### INPUT RECORDS:
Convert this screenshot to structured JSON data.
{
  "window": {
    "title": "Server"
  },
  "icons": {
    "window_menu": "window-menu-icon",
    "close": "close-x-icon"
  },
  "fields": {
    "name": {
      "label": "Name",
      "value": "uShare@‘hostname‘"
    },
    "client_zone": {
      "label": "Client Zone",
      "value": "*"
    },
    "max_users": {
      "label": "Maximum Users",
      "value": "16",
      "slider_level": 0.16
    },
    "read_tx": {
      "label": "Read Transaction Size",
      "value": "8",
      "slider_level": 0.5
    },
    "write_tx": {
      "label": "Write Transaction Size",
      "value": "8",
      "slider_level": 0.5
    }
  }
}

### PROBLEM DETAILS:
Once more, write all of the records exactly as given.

### OUTPUT:
Convert this screenshot to structured JSON data.
{
  "window": {
    "title": "Server"
  },
  "icons": {
    "window_menu": "window-menu-icon",
    "close": "close-x-icon"
  },
  "fields": {
    "name": {
      "label": "Name",
      "value": "uShare@‘hostname‘"
    },
    "client_zone": {
      "label": "Client Zone",
      "value": "*"
    },
    "max_users": {
      "label": "Maximum Users",
      "value": "16",
      "slider_level": 0.16
    },
    "read_tx": {
      "label": "Read Transaction Size",
      "value": "8",
      "slider_level": 0.5
    },
    "write_tx": {
      "label": "Write Transaction Size",
      "value": "8",
      "slider_level": 0.5
    }
  }
}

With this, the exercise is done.